Task objective: The answer should be a single number: how many lines of the entries below hold the word "JSON".

Data records:
╔══

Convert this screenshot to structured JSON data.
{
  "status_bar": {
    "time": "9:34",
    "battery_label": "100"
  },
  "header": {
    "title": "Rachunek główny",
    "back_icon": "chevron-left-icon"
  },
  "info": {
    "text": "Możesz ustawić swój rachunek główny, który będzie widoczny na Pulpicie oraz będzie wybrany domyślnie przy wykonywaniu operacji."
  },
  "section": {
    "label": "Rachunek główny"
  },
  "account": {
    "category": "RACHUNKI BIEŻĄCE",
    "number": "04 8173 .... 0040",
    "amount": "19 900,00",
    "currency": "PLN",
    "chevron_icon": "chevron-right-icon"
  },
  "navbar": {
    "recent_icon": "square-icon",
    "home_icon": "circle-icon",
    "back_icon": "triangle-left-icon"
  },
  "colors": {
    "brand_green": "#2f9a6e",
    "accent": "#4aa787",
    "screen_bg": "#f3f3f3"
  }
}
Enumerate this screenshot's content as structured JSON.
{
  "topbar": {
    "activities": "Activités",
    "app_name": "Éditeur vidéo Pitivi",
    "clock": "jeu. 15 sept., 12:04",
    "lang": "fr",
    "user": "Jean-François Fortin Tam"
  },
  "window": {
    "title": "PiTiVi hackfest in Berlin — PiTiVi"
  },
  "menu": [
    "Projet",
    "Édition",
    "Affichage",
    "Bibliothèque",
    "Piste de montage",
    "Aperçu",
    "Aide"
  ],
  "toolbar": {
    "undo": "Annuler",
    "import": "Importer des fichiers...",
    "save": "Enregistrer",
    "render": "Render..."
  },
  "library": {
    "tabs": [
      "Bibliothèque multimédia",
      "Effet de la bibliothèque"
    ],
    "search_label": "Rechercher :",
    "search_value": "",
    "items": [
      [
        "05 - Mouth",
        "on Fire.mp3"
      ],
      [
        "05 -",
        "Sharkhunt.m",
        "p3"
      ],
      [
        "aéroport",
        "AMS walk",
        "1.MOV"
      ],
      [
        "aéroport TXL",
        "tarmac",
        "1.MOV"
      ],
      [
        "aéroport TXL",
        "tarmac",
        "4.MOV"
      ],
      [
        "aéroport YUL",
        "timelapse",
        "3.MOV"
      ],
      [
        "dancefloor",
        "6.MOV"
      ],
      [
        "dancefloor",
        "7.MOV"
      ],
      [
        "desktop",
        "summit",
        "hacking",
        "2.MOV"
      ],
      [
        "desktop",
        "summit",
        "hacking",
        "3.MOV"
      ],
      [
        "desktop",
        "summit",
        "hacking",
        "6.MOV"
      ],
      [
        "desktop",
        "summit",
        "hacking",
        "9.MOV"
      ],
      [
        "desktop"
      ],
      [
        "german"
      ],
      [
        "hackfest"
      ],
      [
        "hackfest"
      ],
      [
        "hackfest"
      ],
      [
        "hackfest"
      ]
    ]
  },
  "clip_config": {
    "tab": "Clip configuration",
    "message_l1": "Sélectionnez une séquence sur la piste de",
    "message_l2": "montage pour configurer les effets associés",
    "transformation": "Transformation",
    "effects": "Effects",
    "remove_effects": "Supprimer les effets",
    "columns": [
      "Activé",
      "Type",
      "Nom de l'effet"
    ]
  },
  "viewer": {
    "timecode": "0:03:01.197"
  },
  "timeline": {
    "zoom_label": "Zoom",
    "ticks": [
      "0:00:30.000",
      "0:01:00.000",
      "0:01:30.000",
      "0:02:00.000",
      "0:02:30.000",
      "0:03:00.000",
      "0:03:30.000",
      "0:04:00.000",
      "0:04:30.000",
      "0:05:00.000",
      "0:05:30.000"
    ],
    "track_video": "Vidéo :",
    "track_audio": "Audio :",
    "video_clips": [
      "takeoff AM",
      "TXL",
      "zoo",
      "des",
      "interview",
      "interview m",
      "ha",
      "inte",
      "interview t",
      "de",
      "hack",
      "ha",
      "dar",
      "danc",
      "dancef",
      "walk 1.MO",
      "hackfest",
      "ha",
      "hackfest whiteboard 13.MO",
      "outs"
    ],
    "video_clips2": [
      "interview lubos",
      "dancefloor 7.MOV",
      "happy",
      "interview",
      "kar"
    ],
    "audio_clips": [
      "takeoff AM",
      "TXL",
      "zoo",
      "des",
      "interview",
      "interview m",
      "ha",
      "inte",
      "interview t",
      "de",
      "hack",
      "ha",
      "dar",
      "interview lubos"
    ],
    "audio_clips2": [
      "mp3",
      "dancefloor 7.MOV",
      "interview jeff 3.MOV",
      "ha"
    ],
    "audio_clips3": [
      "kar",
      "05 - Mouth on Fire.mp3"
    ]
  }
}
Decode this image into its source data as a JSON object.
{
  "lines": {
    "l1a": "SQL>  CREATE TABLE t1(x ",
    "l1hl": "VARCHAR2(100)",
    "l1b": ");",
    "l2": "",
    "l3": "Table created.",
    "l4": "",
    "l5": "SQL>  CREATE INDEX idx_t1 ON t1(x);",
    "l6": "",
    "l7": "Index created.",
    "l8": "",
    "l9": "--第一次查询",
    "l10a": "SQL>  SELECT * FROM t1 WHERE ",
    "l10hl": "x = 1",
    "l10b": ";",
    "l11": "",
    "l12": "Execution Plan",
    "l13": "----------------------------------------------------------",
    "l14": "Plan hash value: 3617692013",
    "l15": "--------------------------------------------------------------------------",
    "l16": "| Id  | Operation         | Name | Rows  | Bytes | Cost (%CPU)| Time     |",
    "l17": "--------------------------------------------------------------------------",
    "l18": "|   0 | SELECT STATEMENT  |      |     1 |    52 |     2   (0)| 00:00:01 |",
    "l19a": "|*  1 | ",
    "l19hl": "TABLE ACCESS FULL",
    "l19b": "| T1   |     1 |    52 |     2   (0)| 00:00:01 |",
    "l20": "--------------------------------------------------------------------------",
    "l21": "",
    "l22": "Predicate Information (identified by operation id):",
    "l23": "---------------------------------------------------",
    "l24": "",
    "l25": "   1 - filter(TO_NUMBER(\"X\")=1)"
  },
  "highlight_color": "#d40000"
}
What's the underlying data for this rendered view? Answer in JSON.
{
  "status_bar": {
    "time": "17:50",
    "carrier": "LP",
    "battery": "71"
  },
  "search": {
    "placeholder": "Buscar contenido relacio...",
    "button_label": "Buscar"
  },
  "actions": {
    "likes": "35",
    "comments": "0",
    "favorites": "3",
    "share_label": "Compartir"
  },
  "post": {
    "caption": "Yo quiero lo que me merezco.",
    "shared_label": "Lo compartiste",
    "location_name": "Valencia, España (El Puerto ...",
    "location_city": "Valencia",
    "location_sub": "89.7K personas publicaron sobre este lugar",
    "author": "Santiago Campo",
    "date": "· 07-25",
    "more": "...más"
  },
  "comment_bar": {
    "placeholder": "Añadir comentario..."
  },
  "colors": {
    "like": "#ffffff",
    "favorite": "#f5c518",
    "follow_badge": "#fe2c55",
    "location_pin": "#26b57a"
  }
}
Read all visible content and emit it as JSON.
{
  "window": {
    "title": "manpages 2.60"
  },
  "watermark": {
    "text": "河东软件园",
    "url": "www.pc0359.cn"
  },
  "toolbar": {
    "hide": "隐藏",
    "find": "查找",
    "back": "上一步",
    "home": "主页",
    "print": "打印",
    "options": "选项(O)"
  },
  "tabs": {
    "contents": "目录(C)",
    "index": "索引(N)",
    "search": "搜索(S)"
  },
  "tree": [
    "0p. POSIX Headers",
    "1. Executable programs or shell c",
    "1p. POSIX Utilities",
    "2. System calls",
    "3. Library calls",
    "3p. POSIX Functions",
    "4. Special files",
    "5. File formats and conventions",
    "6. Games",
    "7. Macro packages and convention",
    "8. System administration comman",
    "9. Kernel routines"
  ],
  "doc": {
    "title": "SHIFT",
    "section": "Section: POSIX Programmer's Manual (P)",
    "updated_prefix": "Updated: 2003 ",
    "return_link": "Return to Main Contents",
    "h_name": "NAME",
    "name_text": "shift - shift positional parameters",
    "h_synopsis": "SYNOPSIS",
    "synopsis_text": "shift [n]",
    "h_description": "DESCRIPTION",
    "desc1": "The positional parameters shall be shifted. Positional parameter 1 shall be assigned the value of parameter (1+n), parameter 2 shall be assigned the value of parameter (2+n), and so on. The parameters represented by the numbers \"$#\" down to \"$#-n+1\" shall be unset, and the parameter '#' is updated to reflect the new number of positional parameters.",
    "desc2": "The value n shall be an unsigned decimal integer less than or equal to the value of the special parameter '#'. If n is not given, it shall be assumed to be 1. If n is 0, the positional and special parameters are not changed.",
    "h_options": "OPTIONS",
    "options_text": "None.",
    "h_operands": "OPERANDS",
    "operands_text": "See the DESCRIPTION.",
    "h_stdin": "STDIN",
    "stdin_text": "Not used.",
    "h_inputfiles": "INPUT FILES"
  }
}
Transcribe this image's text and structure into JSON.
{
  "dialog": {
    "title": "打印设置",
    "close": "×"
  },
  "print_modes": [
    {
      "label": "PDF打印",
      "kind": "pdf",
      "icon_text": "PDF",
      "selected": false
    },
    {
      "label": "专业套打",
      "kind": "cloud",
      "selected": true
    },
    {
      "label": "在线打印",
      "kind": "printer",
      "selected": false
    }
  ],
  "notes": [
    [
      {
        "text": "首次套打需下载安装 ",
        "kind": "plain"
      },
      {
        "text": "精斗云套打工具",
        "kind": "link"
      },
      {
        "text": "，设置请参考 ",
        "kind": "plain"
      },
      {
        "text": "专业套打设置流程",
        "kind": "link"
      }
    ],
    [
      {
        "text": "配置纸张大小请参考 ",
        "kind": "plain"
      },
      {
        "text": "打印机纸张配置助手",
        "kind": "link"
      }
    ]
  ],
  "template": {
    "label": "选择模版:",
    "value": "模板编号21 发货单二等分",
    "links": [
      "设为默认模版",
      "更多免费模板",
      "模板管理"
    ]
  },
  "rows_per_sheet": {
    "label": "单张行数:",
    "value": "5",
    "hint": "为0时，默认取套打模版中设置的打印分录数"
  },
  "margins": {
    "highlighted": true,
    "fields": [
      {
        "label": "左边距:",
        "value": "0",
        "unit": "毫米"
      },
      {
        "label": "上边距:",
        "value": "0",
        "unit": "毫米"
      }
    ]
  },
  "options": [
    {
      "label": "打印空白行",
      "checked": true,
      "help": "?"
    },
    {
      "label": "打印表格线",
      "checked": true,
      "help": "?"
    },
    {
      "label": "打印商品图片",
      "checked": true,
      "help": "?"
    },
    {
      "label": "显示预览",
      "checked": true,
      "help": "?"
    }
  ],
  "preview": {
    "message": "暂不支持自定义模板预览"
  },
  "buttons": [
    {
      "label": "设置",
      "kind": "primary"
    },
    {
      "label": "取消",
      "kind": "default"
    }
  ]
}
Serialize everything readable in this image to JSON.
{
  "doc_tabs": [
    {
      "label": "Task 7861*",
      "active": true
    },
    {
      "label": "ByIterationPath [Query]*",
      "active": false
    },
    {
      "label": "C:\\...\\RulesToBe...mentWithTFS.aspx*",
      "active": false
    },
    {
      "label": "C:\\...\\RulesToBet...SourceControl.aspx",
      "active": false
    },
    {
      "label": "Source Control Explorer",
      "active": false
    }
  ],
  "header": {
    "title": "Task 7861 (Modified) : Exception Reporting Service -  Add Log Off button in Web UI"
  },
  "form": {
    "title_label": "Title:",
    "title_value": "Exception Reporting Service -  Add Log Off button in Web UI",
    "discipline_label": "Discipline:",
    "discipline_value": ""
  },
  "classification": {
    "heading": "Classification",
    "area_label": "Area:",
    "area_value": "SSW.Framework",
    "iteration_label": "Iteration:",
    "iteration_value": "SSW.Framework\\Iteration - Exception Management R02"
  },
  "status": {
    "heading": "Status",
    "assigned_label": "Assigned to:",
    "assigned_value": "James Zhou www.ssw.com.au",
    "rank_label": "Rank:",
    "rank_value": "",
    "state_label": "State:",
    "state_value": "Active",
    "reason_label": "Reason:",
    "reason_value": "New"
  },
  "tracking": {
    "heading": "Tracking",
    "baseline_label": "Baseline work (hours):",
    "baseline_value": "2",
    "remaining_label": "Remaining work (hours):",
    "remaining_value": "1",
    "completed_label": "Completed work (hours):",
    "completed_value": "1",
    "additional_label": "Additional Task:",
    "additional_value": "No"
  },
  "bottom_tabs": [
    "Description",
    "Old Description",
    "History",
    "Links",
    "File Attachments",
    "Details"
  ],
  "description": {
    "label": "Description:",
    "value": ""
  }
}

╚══

Solution to this exercise: 7